Whatever compels Inspector Callahan to shoot a rotten apple off San Francisco’s head, the tour in set pieces (revolutionaries, sex merchants, Alcatraz) is wonderfully precise. A film with a long-drawn inference from High Noon, showing the complex specialty of the earlier work’s formal structure, a tightrope of articulation.
The intensity of these images endows them with a planetary force, which is constantly ablated by the force of reason. The key example (as most laborious) is the very first, a prostitute who seduces two electric repairmen and causes them to be murdered. A running exploration of this theme leads through a sex flick on location to a massage parlor and a roomful of old ladies signing identical dirty correspondence with a freshly-lipsticked kiss.
The pivot of the drama is a rather sensitive construction on the armed revolt racket vs. the government at bay. Eastwood’s own significant remake is The Rookie, clarifying somewhat a dramatic device of exposition and development.

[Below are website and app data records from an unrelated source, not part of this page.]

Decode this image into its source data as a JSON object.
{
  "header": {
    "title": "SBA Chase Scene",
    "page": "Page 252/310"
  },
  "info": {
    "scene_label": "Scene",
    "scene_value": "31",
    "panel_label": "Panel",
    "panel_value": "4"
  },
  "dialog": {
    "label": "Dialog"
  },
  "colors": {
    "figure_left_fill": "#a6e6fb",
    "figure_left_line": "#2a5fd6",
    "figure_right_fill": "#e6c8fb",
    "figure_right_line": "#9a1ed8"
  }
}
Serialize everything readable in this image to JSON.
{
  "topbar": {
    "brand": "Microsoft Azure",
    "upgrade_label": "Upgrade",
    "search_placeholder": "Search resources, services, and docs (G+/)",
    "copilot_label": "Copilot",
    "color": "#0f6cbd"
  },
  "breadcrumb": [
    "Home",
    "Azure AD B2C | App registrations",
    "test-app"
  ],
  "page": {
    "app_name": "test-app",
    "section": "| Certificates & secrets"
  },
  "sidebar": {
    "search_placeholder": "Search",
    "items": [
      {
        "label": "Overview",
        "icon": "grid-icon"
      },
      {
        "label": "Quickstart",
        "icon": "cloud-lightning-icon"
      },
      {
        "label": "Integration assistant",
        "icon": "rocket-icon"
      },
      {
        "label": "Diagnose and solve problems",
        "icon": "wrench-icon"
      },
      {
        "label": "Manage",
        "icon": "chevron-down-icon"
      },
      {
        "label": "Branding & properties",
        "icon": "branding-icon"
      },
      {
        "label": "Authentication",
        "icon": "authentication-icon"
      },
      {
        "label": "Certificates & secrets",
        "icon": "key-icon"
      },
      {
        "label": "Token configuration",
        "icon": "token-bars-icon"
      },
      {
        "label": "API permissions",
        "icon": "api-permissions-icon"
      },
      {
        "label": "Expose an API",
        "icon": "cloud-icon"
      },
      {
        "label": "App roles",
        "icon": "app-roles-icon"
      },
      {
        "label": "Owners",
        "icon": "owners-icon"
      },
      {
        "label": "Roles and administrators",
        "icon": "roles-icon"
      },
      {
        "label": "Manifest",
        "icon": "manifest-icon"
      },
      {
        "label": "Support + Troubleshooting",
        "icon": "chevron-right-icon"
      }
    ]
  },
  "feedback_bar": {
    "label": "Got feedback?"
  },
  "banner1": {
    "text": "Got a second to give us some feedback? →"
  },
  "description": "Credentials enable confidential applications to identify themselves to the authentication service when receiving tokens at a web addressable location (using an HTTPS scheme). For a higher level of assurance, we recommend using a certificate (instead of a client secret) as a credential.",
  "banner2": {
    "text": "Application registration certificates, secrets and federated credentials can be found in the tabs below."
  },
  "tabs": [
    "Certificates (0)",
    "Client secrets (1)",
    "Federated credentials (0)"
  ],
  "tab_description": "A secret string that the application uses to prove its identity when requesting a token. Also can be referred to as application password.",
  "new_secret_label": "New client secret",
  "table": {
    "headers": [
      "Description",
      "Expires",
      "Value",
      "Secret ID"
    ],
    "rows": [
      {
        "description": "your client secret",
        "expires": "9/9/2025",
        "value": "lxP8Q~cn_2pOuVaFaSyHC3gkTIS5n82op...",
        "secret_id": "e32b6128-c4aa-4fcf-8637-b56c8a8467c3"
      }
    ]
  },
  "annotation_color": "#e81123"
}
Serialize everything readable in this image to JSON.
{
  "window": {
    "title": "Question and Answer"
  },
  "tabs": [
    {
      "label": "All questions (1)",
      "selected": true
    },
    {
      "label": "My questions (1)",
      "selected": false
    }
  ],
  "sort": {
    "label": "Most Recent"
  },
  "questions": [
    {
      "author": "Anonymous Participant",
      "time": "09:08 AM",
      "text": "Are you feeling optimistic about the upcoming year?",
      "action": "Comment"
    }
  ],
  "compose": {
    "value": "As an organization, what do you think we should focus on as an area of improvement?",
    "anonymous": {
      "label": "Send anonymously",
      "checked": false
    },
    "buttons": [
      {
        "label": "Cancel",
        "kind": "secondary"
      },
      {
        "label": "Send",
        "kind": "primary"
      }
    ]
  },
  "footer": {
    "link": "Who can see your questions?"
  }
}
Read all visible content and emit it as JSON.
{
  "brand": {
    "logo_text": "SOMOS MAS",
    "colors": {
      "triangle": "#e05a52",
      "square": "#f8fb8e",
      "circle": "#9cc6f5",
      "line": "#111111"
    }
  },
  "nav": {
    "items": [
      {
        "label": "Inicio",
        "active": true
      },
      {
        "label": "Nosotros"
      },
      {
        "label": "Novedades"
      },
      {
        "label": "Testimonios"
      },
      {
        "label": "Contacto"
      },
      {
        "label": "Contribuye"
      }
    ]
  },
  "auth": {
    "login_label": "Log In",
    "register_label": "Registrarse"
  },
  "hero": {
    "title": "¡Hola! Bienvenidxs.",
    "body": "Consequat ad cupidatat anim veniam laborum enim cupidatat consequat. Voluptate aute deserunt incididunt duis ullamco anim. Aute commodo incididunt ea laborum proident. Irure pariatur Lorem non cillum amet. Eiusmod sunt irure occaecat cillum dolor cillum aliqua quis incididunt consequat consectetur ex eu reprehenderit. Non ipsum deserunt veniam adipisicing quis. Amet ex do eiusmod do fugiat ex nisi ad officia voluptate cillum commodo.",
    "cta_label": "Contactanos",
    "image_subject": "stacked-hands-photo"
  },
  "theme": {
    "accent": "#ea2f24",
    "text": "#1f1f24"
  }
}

Every Which Way But Loose
Philo Beddoe’s wooing of a country-and-western singer between scratch fights, the last of which he loses for honor’s sake, along with the girl (but see the sequel, Any Which Way You Can).
The children tend to disapprove of this sort of entertainment. Lord love them, they do but echo the parochial enthusiasms of their parents.
For the rest of us, a treat and no mistake. It’s always pleasing when a work of art is received by the public and confounds the critics... to gratify the former and rub the noses of the latter in their own piddling is only just.
Forced Vengeance takes a cue from Billion Dollar Brain with a developing series of costumes for Norris, who thus appears in Hong Kong attired in black trousers, vest and bow tie with a white shirt, or wearing a Stetson, or in a U.S. Army uniform.
David Opatoshu’s Yiddische Tai Chi is a thing to behold. Fargo’s Hong Kong is water currents and sky.
This is close enough to The Horse Whisperer to make for easy comparisons, but the differences are more important, one in particular.
The girl’s father dies in the accident, her mother is wooed by an English doctor, the girl is an exceptionally talented rider who competes in the rodeo against a rich girl.
The wrangler isn’t kindly or wise but rather sharp and cold in a familiar, authoritarian way. His curt dullness is explained by the death of his daughter in a riding accident (the rich mother is his ex-wife). The structural implications make for generally unpleasant acting, to match the characters.
Stuart Whitman and Theodore Bikel watch this as hands or fans, Kelsey Mulrooney is the skillful child actress in She’s So Lovely.